14 December 2006
Getting Radical About Climate Change: The Shape of Things to Come
By Gwynne Dyer
Here’s the plan. Everybody in the country will get the same allowance for how much carbon dioxide they can emit each year, and every time they buy some product that involves carbon dioxide emissions — filling their car, paying their utility bills, buying an airline ticket — carbon points are deducted from their credit or debit cards. Like Air Miles, only in reverse.
So if you ride a bike everywhere, insulate your home, and don’t travel much, you can sell your unused points back to the system. And if you use up your allowance before the end of the year, then you will have to buy extra points from the system.
This is no lunatic proposal from the eco-radical fringe. It is on the verge of becoming British government policy, and environment secretary David Miliband is behind it one hundred percent. In fact, he is hoping to launch a pilot scheme quite soon, with the goal of moving to a comprehensive national scheme of carbon rationing within five years.
Ever since a delegation of scientists persuaded prime minister Margaret Thatcher, a scientist herself, to start taking climate change seriously back in the late 1980s, British governments of both parties have been in the forefront on the issue, but Miliband’s initiative breaks new ground. It has, says Miliband, “a simplicity and beauty that would reward carbon thrift.”
Previous emissions-trading systems — the sulfur dioxide system mandated by the 1990 Clean Air Act in the United States, the 25-country European Union scheme for trading CO2 emission permits launched in 2005, the system for trading emission allowances at national level among developed countries that have ratified the Kyoto Protocol — all envisage large industrial organisations or even entire countries making the deals. Miliband is bringing it down to the personal level.
A huge share of total emissions is driven by the decisions of individual consumers. Miliband thinks that the least intrusive, most efficient way of shaping those decisions is to set up a system that tracks everybody’s use of goods and services that produce a lot of greenhouse gases, and rewards the thrifty while imposing higher costs on the profligate. And there is no time to lose: the world’s carbon emissions have to stop growing within ten to fifteen years, he says, and Britain must cut its total carbon emissions by 60 percent in the next thirty or forty years.
“We are in a dangerous place now,” he told the Guardian newspaper on 11 December, “and it is going to be very difficult to get into a less dangerous place. The science is getting worse faster than the politics is getting better. People know the technology exists to get a lot of this done…but there is a huge chasm of mistrust between countries about how to do this….The developing countries won’t take on any carbon reduction targets until they believe the countries that have caused the problem do so.”
The science certainly is “getting worse,” in the sense that every forecast is worse than the one before. The most recent assessment of the state of the Arctic by the International Panel on Climate Change, whose full fourth report is due next year, was published early in the journal “Geophysical Research Letters” last week because its forecast was so alarming.

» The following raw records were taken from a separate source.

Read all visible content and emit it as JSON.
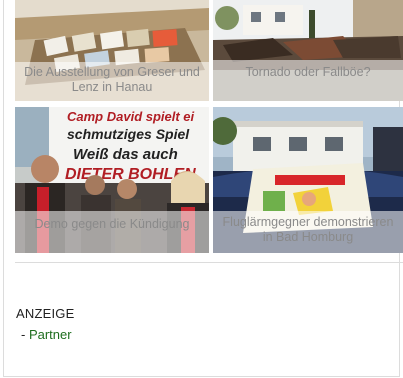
{
  "tiles": [
    {
      "caption": "Die Ausstellung von Greser und Lenz in Hanau"
    },
    {
      "caption": "Tornado oder Fallböe?"
    },
    {
      "caption": "Demo gegen die Kündigung"
    },
    {
      "caption": "Fluglärmgegner demonstrieren in Bad Homburg"
    }
  ],
  "banner": {
    "line1": "Camp David spielt ei",
    "line2": "schmutziges Spiel",
    "line3": "Weiß das auch",
    "line4": "DIETER BOHLEN"
  },
  "ad": {
    "label": "ANZEIGE",
    "dash": "- ",
    "partner_link": "Partner"
  }
}
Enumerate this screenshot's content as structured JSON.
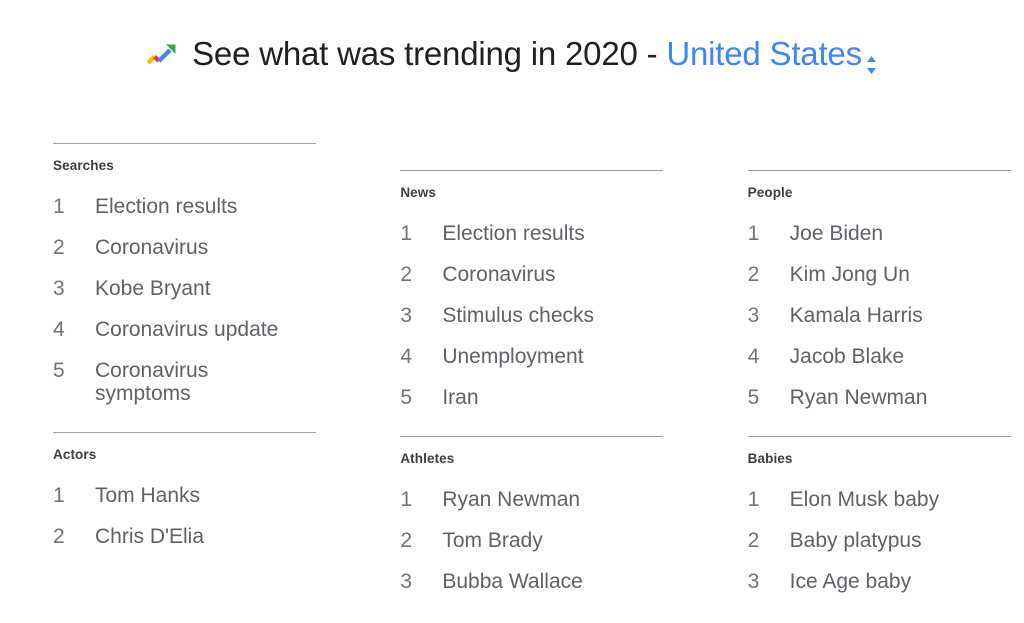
{
  "header": {
    "icon": "google-trends-arrow-icon",
    "title_prefix": "See what was trending in 2020 - ",
    "region": "United States",
    "region_selector_icon": "chevron-up-down-icon",
    "accent_color": "#4285f4",
    "title_color": "#202124"
  },
  "categories": [
    {
      "title": "Searches",
      "items": [
        {
          "rank": "1",
          "label": "Election results"
        },
        {
          "rank": "2",
          "label": "Coronavirus"
        },
        {
          "rank": "3",
          "label": "Kobe Bryant"
        },
        {
          "rank": "4",
          "label": "Coronavirus update"
        },
        {
          "rank": "5",
          "label": "Coronavirus symptoms"
        }
      ]
    },
    {
      "title": "Actors",
      "items": [
        {
          "rank": "1",
          "label": "Tom Hanks"
        },
        {
          "rank": "2",
          "label": "Chris D'Elia"
        }
      ]
    },
    {
      "title": "News",
      "items": [
        {
          "rank": "1",
          "label": "Election results"
        },
        {
          "rank": "2",
          "label": "Coronavirus"
        },
        {
          "rank": "3",
          "label": "Stimulus checks"
        },
        {
          "rank": "4",
          "label": "Unemployment"
        },
        {
          "rank": "5",
          "label": "Iran"
        }
      ]
    },
    {
      "title": "Athletes",
      "items": [
        {
          "rank": "1",
          "label": "Ryan Newman"
        },
        {
          "rank": "2",
          "label": "Tom Brady"
        },
        {
          "rank": "3",
          "label": "Bubba Wallace"
        }
      ]
    },
    {
      "title": "People",
      "items": [
        {
          "rank": "1",
          "label": "Joe Biden"
        },
        {
          "rank": "2",
          "label": "Kim Jong Un"
        },
        {
          "rank": "3",
          "label": "Kamala Harris"
        },
        {
          "rank": "4",
          "label": "Jacob Blake"
        },
        {
          "rank": "5",
          "label": "Ryan Newman"
        }
      ]
    },
    {
      "title": "Babies",
      "items": [
        {
          "rank": "1",
          "label": "Elon Musk baby"
        },
        {
          "rank": "2",
          "label": "Baby platypus"
        },
        {
          "rank": "3",
          "label": "Ice Age baby"
        }
      ]
    }
  ]
}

If current trends persist, the scientists reported, the Arctic Ocean will be entirely ice-free in the summertime not in 2080, as previous forecasts suggested, but by 2040, just thirty-three years from now. Then the dark ocean surface absorbs much more heat than the reflective ice did, and another element of feedback kicks in, and the speed of warming increases again….
Those in the know are very frightened, but there is still that “huge chasm of mistrust.” The developing countries that are only now beginning to emit large amounts of greenhouse gases look at the mountain of past emissions produced by the developed countries, the source of most current climate change, and they want the rich countries to cut back very deeply – deeply enough to leave the developing countries some room to raise their consumption without dooming us all to runaway climate change.
That’s where the long-range target of 60 percent emission cuts for Britain comes from. Britain only produces 2 percent of global greenhouse gas emissions, so a 60 percent cut in Britain alone is still only a drop in the bucket, but the aim is to set an example: see, we can do this without impoverishing ourselves, so other developed countries can, too. And if they do, then a deal to control the growth of emissions in the developing countries is within reach.
So individual carbon credit accounts for all, and if you want to do things that produce more carbon dioxide than your annual allowance, you pay for it. The frugal and the poor can sell their unused credits back into the system — and every year or so, as the average carbon efficiency of transport or food production or power generation improves a little bit, the size of the free personal carbon allowance is reduced a little bit. It is, I suspect, the shape of things to come.
To shorten to 725 words, omit paragraphs 4 and 5. (“Ever since…level”)